Take a Drink: for black (or any other kind of) magic
Take a Drink: for gadgetry
Take a Drink: whenever Rosie freaks out
Take a Drink: for tarot cards
Take a Drink: for apex predators
Do a Shot: for “pimpmobile” or “honky”
By: Henry J. Fromage (Three Beers) –
The Bond franchise’s narrow brush with legitimacy (On Her Majesty’s Secret Service) thankfully averted, Live and Let Die continued Diamonds are Forever‘s cheeseball tendency by introducing the most cheeseball of Bonds- Roger Moore.
This is not something Sean Connery would have done
In Live and Let Die, a series of suspicious murders draws Bond into a plot full of voodoo, pimpmobiles, tarot, and aquatic predators. You know, Bond stuff.
One common observance of Bond films is how often they reflect their time and culture, and 1973 was smack dab in the heart of Blaxploitation, baby. The result is a Bond flick with more pimp couture, skeezy pre-Giuliani NYC locales, and Yaphet Kotto than your average blockbuster bear.

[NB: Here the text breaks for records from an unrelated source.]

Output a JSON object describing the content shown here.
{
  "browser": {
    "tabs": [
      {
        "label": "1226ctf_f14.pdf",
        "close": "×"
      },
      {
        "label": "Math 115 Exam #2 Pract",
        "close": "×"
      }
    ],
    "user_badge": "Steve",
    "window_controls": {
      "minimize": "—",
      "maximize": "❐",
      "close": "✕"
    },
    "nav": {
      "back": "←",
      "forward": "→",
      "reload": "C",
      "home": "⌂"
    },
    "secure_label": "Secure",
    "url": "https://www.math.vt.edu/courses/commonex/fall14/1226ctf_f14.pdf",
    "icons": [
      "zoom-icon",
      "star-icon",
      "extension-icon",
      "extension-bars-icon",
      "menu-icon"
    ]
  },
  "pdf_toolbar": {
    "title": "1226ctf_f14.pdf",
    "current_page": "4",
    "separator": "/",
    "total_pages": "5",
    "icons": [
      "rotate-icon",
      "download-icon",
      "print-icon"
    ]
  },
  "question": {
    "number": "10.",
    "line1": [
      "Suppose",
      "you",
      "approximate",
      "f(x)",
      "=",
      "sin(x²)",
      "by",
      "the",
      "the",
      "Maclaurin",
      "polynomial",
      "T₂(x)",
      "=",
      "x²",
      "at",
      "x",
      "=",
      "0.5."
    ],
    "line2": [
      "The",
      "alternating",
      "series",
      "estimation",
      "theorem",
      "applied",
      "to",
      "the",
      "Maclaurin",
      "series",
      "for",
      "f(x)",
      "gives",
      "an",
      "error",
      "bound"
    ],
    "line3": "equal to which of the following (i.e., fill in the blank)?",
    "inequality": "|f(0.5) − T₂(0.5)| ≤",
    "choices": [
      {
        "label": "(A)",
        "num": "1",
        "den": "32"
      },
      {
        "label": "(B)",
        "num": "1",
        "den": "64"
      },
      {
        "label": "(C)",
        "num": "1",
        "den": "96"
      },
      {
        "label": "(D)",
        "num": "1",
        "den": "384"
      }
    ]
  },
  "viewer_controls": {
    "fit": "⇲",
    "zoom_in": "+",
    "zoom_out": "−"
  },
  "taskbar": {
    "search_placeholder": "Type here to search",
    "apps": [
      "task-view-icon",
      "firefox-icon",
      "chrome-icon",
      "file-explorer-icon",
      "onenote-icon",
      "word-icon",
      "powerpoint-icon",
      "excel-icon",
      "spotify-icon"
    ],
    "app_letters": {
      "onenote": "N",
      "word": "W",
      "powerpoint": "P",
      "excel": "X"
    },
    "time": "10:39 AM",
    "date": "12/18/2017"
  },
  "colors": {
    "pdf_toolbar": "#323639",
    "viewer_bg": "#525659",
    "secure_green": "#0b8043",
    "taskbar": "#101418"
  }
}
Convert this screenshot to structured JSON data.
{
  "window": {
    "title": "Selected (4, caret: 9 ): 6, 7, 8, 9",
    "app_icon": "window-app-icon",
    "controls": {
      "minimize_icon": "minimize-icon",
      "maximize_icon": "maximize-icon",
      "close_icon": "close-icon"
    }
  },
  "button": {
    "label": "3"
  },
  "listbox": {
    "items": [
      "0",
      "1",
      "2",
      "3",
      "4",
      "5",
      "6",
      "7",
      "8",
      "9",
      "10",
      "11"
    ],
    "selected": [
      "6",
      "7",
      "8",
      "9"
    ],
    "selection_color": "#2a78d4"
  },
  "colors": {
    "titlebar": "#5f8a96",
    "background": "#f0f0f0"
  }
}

Nobody can say No to more Kot-to
Not only is this the blackest Bond, but it’s the blackest blockbuster out there shy of the Bad Boys franchise, even if Bond and his main squeeze, a literally virginal Jane Seymour in her first role, are pigment-deficient. It’s not only bad guys, thankfully, with CIA agents and brothers in arms played excellently by African Americans, although the demented Michael Clarke Duncan stylings of Julius Harris as the claw-handed Tee Hee Johnson and the screen-dominating Geoffrey Holder as Baron Samedi are the standouts, Non-Kotto Division.
There are plenty of other reasons to recommend this Bond, from Moore’s immediate and successful embracing of his subtext-free, fun-first Bond era to the several smashing (of boats (!!), trains, and automobiles) set pieces to Paul and Linda McCartney’s iconic theme, which has transcended the film in the public consciousness, but which pairs with it beautifully in the tension-enhancing way it is interwoven throughout.
While the diversity is welcome and the blaxploitation elements work surprisingly well, the voodoo/island stuff is…
Between the 1920s “native horror”-style voodoo scenes, welfare references, and drug-smuggling master plan, this is white suburban terror codified.
Bond’s slide down the slippery slope of silliness was really starting to gain speed at this point. Live and Let Die triples down on the increasingly dodgy gadgets, takes time for an extended, blatant espresso machine commercial, and then throws itself headfirst into Tex Avery bullshit.
Truly the decade of Moore got off to a swimming start with Live and Let Die, for better and the definite specter of worse.